ASSIGNED TASK
In this exercise, return each entry exactly as given.

(Element data from apps and pages)
/---
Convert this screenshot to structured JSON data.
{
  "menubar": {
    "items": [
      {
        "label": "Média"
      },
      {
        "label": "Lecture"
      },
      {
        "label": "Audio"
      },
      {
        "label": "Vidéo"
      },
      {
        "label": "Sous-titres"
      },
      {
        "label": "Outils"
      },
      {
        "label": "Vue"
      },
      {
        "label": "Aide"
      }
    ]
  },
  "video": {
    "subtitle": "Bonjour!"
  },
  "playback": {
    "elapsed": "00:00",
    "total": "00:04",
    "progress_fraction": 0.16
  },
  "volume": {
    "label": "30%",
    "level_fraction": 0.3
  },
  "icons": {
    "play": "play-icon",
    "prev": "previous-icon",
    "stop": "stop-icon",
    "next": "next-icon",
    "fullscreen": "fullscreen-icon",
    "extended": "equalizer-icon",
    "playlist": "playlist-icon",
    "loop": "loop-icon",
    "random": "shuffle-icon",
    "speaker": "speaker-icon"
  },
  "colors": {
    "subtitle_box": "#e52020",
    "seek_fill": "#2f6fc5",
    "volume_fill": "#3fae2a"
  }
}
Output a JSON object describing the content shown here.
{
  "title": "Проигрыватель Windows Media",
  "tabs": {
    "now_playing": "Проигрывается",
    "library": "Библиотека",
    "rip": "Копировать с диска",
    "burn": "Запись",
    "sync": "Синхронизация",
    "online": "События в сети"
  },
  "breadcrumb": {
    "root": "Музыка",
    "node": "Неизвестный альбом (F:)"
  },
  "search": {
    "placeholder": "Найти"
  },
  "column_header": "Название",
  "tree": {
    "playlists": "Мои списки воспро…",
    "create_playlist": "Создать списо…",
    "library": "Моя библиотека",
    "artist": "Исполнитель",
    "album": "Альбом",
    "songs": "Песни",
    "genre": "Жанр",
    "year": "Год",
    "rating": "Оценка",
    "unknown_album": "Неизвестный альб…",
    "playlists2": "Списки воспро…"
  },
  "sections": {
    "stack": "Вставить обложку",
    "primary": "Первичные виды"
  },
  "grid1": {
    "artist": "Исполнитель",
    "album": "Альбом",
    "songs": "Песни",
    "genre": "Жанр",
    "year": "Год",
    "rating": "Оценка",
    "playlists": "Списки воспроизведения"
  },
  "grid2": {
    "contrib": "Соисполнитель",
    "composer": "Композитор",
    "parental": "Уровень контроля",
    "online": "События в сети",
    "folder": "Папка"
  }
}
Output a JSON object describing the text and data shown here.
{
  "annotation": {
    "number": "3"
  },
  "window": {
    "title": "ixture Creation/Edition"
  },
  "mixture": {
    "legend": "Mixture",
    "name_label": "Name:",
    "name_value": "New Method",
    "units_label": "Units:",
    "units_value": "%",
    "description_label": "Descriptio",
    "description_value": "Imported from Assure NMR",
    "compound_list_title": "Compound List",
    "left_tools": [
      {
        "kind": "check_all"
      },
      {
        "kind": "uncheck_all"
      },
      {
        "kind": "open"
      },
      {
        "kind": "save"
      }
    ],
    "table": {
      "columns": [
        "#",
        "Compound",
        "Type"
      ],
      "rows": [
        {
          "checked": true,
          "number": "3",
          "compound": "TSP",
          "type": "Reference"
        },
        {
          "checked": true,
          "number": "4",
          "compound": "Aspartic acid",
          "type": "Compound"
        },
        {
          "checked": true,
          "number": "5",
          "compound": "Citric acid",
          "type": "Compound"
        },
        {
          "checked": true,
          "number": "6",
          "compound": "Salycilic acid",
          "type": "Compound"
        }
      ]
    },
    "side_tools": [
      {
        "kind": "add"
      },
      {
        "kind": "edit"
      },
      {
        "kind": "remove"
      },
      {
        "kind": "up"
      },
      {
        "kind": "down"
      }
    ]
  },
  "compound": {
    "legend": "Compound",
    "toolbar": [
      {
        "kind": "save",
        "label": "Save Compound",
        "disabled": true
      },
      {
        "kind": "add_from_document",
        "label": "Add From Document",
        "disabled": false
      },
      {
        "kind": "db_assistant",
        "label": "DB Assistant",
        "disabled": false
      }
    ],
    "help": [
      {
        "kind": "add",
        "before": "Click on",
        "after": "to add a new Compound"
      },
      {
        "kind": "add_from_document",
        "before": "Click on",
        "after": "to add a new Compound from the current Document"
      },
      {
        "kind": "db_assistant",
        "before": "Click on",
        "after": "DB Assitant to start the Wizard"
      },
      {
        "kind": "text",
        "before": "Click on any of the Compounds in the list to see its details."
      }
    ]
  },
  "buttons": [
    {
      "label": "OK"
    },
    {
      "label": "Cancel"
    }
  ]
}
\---
COMPLETED TASK
Convert this screenshot to structured JSON data.
{
  "menubar": {
    "items": [
      {
        "label": "Média"
      },
      {
        "label": "Lecture"
      },
      {
        "label": "Audio"
      },
      {
        "label": "Vidéo"
      },
      {
        "label": "Sous-titres"
      },
      {
        "label": "Outils"
      },
      {
        "label": "Vue"
      },
      {
        "label": "Aide"
      }
    ]
  },
  "video": {
    "subtitle": "Bonjour!"
  },
  "playback": {
    "elapsed": "00:00",
    "total": "00:04",
    "progress_fraction": 0.16
  },
  "volume": {
    "label": "30%",
    "level_fraction": 0.3
  },
  "icons": {
    "play": "play-icon",
    "prev": "previous-icon",
    "stop": "stop-icon",
    "next": "next-icon",
    "fullscreen": "fullscreen-icon",
    "extended": "equalizer-icon",
    "playlist": "playlist-icon",
    "loop": "loop-icon",
    "random": "shuffle-icon",
    "speaker": "speaker-icon"
  },
  "colors": {
    "subtitle_box": "#e52020",
    "seek_fill": "#2f6fc5",
    "volume_fill": "#3fae2a"
  }
}
Output a JSON object describing the content shown here.
{
  "title": "Проигрыватель Windows Media",
  "tabs": {
    "now_playing": "Проигрывается",
    "library": "Библиотека",
    "rip": "Копировать с диска",
    "burn": "Запись",
    "sync": "Синхронизация",
    "online": "События в сети"
  },
  "breadcrumb": {
    "root": "Музыка",
    "node": "Неизвестный альбом (F:)"
  },
  "search": {
    "placeholder": "Найти"
  },
  "column_header": "Название",
  "tree": {
    "playlists": "Мои списки воспро…",
    "create_playlist": "Создать списо…",
    "library": "Моя библиотека",
    "artist": "Исполнитель",
    "album": "Альбом",
    "songs": "Песни",
    "genre": "Жанр",
    "year": "Год",
    "rating": "Оценка",
    "unknown_album": "Неизвестный альб…",
    "playlists2": "Списки воспро…"
  },
  "sections": {
    "stack": "Вставить обложку",
    "primary": "Первичные виды"
  },
  "grid1": {
    "artist": "Исполнитель",
    "album": "Альбом",
    "songs": "Песни",
    "genre": "Жанр",
    "year": "Год",
    "rating": "Оценка",
    "playlists": "Списки воспроизведения"
  },
  "grid2": {
    "contrib": "Соисполнитель",
    "composer": "Композитор",
    "parental": "Уровень контроля",
    "online": "События в сети",
    "folder": "Папка"
  }
}
Output a JSON object describing the text and data shown here.
{
  "annotation": {
    "number": "3"
  },
  "window": {
    "title": "ixture Creation/Edition"
  },
  "mixture": {
    "legend": "Mixture",
    "name_label": "Name:",
    "name_value": "New Method",
    "units_label": "Units:",
    "units_value": "%",
    "description_label": "Descriptio",
    "description_value": "Imported from Assure NMR",
    "compound_list_title": "Compound List",
    "left_tools": [
      {
        "kind": "check_all"
      },
      {
        "kind": "uncheck_all"
      },
      {
        "kind": "open"
      },
      {
        "kind": "save"
      }
    ],
    "table": {
      "columns": [
        "#",
        "Compound",
        "Type"
      ],
      "rows": [
        {
          "checked": true,
          "number": "3",
          "compound": "TSP",
          "type": "Reference"
        },
        {
          "checked": true,
          "number": "4",
          "compound": "Aspartic acid",
          "type": "Compound"
        },
        {
          "checked": true,
          "number": "5",
          "compound": "Citric acid",
          "type": "Compound"
        },
        {
          "checked": true,
          "number": "6",
          "compound": "Salycilic acid",
          "type": "Compound"
        }
      ]
    },
    "side_tools": [
      {
        "kind": "add"
      },
      {
        "kind": "edit"
      },
      {
        "kind": "remove"
      },
      {
        "kind": "up"
      },
      {
        "kind": "down"
      }
    ]
  },
  "compound": {
    "legend": "Compound",
    "toolbar": [
      {
        "kind": "save",
        "label": "Save Compound",
        "disabled": true
      },
      {
        "kind": "add_from_document",
        "label": "Add From Document",
        "disabled": false
      },
      {
        "kind": "db_assistant",
        "label": "DB Assistant",
        "disabled": false
      }
    ],
    "help": [
      {
        "kind": "add",
        "before": "Click on",
        "after": "to add a new Compound"
      },
      {
        "kind": "add_from_document",
        "before": "Click on",
        "after": "to add a new Compound from the current Document"
      },
      {
        "kind": "db_assistant",
        "before": "Click on",
        "after": "DB Assitant to start the Wizard"
      },
      {
        "kind": "text",
        "before": "Click on any of the Compounds in the list to see its details."
      }
    ]
  },
  "buttons": [
    {
      "label": "OK"
    },
    {
      "label": "Cancel"
    }
  ]
}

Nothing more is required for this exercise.